→ **WHAT IS NEEDED**
All lines from the entries below that contain the string "icon" should be copied out.

Segment Open

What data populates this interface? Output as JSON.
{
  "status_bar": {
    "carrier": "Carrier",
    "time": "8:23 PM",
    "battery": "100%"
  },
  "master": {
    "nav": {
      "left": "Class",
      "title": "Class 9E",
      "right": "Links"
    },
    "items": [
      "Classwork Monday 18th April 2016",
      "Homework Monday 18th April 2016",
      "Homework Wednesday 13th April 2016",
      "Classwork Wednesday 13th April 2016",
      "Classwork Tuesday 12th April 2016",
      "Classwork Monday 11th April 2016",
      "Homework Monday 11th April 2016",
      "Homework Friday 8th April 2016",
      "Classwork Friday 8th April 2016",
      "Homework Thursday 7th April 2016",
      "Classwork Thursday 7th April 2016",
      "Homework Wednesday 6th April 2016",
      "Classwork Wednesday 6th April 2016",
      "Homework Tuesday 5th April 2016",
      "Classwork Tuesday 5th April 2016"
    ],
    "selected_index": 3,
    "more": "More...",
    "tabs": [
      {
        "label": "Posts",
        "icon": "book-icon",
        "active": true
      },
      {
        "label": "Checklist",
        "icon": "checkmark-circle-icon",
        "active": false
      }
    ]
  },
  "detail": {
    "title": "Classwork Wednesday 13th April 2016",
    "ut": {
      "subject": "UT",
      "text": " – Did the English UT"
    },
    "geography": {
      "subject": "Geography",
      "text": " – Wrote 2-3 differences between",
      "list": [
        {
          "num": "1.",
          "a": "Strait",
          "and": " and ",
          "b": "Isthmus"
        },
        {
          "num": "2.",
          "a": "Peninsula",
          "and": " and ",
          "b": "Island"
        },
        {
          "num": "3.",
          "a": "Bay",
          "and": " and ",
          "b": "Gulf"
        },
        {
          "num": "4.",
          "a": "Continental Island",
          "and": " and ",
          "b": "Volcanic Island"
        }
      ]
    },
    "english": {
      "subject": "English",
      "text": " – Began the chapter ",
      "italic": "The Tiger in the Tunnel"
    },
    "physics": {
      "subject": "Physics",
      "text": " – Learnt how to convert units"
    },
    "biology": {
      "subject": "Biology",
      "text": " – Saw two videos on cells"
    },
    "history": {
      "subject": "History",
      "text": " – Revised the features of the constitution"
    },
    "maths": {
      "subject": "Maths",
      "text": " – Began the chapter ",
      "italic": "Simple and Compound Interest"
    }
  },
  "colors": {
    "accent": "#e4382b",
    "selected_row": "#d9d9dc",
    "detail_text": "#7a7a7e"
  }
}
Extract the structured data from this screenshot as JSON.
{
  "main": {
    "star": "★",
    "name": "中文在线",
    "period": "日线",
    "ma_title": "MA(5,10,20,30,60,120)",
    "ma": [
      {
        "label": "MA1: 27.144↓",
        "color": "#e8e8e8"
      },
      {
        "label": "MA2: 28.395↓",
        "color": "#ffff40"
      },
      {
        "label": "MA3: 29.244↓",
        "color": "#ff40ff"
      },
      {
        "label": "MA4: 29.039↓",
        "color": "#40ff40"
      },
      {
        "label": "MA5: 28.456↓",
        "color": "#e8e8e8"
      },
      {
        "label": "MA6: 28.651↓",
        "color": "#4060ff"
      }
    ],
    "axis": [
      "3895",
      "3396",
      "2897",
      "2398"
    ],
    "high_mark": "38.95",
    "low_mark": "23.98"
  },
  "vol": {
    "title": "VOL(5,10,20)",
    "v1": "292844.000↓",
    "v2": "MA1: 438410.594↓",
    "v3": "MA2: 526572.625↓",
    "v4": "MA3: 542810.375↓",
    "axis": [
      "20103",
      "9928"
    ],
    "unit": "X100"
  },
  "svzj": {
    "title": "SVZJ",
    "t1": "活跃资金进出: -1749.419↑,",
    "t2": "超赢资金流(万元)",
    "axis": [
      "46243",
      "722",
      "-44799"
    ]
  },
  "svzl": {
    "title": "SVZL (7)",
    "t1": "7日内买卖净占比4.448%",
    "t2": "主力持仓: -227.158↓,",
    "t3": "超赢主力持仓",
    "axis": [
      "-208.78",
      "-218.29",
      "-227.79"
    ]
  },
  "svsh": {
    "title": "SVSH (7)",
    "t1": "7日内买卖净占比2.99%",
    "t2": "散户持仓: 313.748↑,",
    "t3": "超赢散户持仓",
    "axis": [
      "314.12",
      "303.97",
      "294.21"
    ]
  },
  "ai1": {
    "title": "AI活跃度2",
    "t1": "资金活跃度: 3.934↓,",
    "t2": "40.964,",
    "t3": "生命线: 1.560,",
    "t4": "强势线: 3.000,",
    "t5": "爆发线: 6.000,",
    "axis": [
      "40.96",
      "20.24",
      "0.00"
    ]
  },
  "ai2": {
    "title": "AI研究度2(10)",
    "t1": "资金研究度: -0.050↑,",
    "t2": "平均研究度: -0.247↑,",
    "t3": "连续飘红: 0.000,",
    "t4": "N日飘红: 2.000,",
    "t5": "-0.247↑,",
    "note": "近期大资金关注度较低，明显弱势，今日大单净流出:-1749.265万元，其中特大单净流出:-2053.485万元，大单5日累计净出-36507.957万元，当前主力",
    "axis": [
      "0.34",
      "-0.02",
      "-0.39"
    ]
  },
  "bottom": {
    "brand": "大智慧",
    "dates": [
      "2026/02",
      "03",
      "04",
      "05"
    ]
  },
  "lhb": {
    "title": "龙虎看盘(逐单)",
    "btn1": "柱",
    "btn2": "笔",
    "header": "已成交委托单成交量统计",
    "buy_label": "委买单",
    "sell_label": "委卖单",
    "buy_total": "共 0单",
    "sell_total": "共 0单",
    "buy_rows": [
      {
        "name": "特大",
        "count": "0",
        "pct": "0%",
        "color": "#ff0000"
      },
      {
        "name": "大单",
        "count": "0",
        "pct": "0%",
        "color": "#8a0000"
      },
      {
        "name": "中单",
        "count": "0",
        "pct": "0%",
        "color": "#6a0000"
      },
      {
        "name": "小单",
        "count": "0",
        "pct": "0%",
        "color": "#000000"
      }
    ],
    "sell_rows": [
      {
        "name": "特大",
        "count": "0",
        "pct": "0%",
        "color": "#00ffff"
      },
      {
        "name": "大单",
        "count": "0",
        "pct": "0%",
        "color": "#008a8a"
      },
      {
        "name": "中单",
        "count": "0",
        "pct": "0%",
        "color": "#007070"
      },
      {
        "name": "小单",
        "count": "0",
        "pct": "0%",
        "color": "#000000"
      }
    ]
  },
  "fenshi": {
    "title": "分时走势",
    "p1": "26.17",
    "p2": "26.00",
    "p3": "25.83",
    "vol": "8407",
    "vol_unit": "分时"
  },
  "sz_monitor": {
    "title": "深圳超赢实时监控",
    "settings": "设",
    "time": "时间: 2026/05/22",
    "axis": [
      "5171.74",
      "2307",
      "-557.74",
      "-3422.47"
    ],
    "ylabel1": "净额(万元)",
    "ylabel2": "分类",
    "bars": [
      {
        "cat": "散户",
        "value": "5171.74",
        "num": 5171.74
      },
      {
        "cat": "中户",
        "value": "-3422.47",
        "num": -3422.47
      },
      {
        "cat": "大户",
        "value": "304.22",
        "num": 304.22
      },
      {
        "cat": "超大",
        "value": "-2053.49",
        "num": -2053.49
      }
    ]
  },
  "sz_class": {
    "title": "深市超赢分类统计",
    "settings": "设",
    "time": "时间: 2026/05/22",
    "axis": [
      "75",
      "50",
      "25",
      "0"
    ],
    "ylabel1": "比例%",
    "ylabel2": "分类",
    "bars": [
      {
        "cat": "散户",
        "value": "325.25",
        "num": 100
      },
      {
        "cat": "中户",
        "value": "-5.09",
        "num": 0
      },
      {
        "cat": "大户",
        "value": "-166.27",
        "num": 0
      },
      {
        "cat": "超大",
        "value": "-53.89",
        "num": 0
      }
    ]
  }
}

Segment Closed

→ **RESPONSE BOX**
        "icon": "book-icon",
        "icon": "checkmark-circle-icon",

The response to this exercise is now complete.